#### [Aim of the exercise]
Reproduce the data in full, exactly.

(Given information begins)

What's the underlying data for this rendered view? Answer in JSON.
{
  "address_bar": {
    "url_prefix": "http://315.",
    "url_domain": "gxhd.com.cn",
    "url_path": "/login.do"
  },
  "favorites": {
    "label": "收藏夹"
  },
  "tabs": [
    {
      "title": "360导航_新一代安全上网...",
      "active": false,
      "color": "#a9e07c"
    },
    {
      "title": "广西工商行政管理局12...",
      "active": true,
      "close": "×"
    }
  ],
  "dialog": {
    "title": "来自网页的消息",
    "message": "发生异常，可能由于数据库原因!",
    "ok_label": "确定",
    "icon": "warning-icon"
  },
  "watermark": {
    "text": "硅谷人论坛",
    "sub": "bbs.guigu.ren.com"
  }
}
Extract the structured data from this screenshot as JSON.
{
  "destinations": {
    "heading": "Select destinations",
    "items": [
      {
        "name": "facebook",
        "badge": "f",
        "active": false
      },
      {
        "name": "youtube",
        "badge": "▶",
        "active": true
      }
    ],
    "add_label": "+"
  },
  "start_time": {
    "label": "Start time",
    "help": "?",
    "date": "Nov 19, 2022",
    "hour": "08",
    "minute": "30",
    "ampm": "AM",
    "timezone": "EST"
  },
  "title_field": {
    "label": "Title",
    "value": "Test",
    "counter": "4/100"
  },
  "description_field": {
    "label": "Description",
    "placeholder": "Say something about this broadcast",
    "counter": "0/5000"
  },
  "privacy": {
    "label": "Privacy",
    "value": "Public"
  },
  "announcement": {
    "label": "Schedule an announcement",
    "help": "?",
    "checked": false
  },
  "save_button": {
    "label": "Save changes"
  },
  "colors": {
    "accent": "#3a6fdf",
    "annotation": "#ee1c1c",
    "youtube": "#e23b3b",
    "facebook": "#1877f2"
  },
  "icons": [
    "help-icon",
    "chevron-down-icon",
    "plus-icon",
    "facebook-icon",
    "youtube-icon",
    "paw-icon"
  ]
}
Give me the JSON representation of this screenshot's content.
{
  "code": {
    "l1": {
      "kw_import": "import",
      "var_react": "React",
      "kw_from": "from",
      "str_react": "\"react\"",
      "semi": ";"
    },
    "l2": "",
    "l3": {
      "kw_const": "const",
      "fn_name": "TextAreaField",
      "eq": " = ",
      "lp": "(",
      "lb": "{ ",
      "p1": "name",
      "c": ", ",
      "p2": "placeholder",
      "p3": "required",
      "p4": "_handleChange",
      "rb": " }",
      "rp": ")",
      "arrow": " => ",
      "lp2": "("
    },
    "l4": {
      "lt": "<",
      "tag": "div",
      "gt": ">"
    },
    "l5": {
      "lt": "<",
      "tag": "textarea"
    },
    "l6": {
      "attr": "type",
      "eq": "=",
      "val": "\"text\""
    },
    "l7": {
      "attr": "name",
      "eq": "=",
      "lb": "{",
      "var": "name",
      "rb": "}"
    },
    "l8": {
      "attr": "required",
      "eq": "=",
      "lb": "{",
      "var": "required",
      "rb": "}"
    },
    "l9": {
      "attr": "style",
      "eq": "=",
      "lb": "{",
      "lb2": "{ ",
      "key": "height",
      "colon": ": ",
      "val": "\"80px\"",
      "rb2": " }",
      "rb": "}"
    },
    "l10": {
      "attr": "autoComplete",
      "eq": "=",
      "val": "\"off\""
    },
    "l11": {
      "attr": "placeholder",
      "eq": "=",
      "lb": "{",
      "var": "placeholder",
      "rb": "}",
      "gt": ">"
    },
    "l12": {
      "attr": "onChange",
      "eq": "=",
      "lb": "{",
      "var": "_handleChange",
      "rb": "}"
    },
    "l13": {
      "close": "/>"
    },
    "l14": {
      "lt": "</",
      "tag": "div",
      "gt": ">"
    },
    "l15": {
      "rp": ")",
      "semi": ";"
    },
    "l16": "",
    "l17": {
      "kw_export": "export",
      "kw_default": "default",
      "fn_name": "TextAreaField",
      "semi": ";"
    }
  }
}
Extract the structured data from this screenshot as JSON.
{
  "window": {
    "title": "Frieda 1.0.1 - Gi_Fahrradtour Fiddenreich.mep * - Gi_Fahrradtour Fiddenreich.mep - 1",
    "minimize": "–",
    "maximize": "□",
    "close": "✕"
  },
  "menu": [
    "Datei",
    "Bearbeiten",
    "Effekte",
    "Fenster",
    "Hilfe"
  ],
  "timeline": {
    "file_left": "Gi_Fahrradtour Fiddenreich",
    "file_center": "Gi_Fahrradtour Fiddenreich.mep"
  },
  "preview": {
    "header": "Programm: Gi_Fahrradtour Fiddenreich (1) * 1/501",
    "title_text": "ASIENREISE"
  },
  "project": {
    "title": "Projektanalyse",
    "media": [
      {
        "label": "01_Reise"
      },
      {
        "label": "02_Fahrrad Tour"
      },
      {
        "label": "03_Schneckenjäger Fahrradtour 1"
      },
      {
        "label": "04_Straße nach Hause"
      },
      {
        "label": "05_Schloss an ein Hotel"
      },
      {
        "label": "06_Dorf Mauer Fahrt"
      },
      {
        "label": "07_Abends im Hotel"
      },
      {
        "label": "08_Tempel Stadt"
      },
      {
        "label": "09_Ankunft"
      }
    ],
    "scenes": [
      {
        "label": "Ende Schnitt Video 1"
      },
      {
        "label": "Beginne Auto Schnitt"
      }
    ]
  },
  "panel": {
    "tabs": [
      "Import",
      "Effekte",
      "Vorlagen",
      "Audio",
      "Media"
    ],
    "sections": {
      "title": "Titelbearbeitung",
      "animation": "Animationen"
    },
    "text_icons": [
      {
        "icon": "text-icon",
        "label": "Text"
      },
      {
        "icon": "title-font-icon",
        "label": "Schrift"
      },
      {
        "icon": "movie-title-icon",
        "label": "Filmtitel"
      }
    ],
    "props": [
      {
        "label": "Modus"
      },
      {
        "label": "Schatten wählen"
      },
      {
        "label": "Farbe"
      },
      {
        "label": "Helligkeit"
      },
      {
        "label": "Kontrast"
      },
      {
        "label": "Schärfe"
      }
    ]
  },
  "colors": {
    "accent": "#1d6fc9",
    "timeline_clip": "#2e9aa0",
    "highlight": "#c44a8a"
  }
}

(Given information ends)

#### [Expected output]
What's the underlying data for this rendered view? Answer in JSON.
{
  "address_bar": {
    "url_prefix": "http://315.",
    "url_domain": "gxhd.com.cn",
    "url_path": "/login.do"
  },
  "favorites": {
    "label": "收藏夹"
  },
  "tabs": [
    {
      "title": "360导航_新一代安全上网...",
      "active": false,
      "color": "#a9e07c"
    },
    {
      "title": "广西工商行政管理局12...",
      "active": true,
      "close": "×"
    }
  ],
  "dialog": {
    "title": "来自网页的消息",
    "message": "发生异常，可能由于数据库原因!",
    "ok_label": "确定",
    "icon": "warning-icon"
  },
  "watermark": {
    "text": "硅谷人论坛",
    "sub": "bbs.guigu.ren.com"
  }
}
Extract the structured data from this screenshot as JSON.
{
  "destinations": {
    "heading": "Select destinations",
    "items": [
      {
        "name": "facebook",
        "badge": "f",
        "active": false
      },
      {
        "name": "youtube",
        "badge": "▶",
        "active": true
      }
    ],
    "add_label": "+"
  },
  "start_time": {
    "label": "Start time",
    "help": "?",
    "date": "Nov 19, 2022",
    "hour": "08",
    "minute": "30",
    "ampm": "AM",
    "timezone": "EST"
  },
  "title_field": {
    "label": "Title",
    "value": "Test",
    "counter": "4/100"
  },
  "description_field": {
    "label": "Description",
    "placeholder": "Say something about this broadcast",
    "counter": "0/5000"
  },
  "privacy": {
    "label": "Privacy",
    "value": "Public"
  },
  "announcement": {
    "label": "Schedule an announcement",
    "help": "?",
    "checked": false
  },
  "save_button": {
    "label": "Save changes"
  },
  "colors": {
    "accent": "#3a6fdf",
    "annotation": "#ee1c1c",
    "youtube": "#e23b3b",
    "facebook": "#1877f2"
  },
  "icons": [
    "help-icon",
    "chevron-down-icon",
    "plus-icon",
    "facebook-icon",
    "youtube-icon",
    "paw-icon"
  ]
}
Give me the JSON representation of this screenshot's content.
{
  "code": {
    "l1": {
      "kw_import": "import",
      "var_react": "React",
      "kw_from": "from",
      "str_react": "\"react\"",
      "semi": ";"
    },
    "l2": "",
    "l3": {
      "kw_const": "const",
      "fn_name": "TextAreaField",
      "eq": " = ",
      "lp": "(",
      "lb": "{ ",
      "p1": "name",
      "c": ", ",
      "p2": "placeholder",
      "p3": "required",
      "p4": "_handleChange",
      "rb": " }",
      "rp": ")",
      "arrow": " => ",
      "lp2": "("
    },
    "l4": {
      "lt": "<",
      "tag": "div",
      "gt": ">"
    },
    "l5": {
      "lt": "<",
      "tag": "textarea"
    },
    "l6": {
      "attr": "type",
      "eq": "=",
      "val": "\"text\""
    },
    "l7": {
      "attr": "name",
      "eq": "=",
      "lb": "{",
      "var": "name",
      "rb": "}"
    },
    "l8": {
      "attr": "required",
      "eq": "=",
      "lb": "{",
      "var": "required",
      "rb": "}"
    },
    "l9": {
      "attr": "style",
      "eq": "=",
      "lb": "{",
      "lb2": "{ ",
      "key": "height",
      "colon": ": ",
      "val": "\"80px\"",
      "rb2": " }",
      "rb": "}"
    },
    "l10": {
      "attr": "autoComplete",
      "eq": "=",
      "val": "\"off\""
    },
    "l11": {
      "attr": "placeholder",
      "eq": "=",
      "lb": "{",
      "var": "placeholder",
      "rb": "}",
      "gt": ">"
    },
    "l12": {
      "attr": "onChange",
      "eq": "=",
      "lb": "{",
      "var": "_handleChange",
      "rb": "}"
    },
    "l13": {
      "close": "/>"
    },
    "l14": {
      "lt": "</",
      "tag": "div",
      "gt": ">"
    },
    "l15": {
      "rp": ")",
      "semi": ";"
    },
    "l16": "",
    "l17": {
      "kw_export": "export",
      "kw_default": "default",
      "fn_name": "TextAreaField",
      "semi": ";"
    }
  }
}
Extract the structured data from this screenshot as JSON.
{
  "window": {
    "title": "Frieda 1.0.1 - Gi_Fahrradtour Fiddenreich.mep * - Gi_Fahrradtour Fiddenreich.mep - 1",
    "minimize": "–",
    "maximize": "□",
    "close": "✕"
  },
  "menu": [
    "Datei",
    "Bearbeiten",
    "Effekte",
    "Fenster",
    "Hilfe"
  ],
  "timeline": {
    "file_left": "Gi_Fahrradtour Fiddenreich",
    "file_center": "Gi_Fahrradtour Fiddenreich.mep"
  },
  "preview": {
    "header": "Programm: Gi_Fahrradtour Fiddenreich (1) * 1/501",
    "title_text": "ASIENREISE"
  },
  "project": {
    "title": "Projektanalyse",
    "media": [
      {
        "label": "01_Reise"
      },
      {
        "label": "02_Fahrrad Tour"
      },
      {
        "label": "03_Schneckenjäger Fahrradtour 1"
      },
      {
        "label": "04_Straße nach Hause"
      },
      {
        "label": "05_Schloss an ein Hotel"
      },
      {
        "label": "06_Dorf Mauer Fahrt"
      },
      {
        "label": "07_Abends im Hotel"
      },
      {
        "label": "08_Tempel Stadt"
      },
      {
        "label": "09_Ankunft"
      }
    ],
    "scenes": [
      {
        "label": "Ende Schnitt Video 1"
      },
      {
        "label": "Beginne Auto Schnitt"
      }
    ]
  },
  "panel": {
    "tabs": [
      "Import",
      "Effekte",
      "Vorlagen",
      "Audio",
      "Media"
    ],
    "sections": {
      "title": "Titelbearbeitung",
      "animation": "Animationen"
    },
    "text_icons": [
      {
        "icon": "text-icon",
        "label": "Text"
      },
      {
        "icon": "title-font-icon",
        "label": "Schrift"
      },
      {
        "icon": "movie-title-icon",
        "label": "Filmtitel"
      }
    ],
    "props": [
      {
        "label": "Modus"
      },
      {
        "label": "Schatten wählen"
      },
      {
        "label": "Farbe"
      },
      {
        "label": "Helligkeit"
      },
      {
        "label": "Kontrast"
      },
      {
        "label": "Schärfe"
      }
    ]
  },
  "colors": {
    "accent": "#1d6fc9",
    "timeline_clip": "#2e9aa0",
    "highlight": "#c44a8a"
  }
}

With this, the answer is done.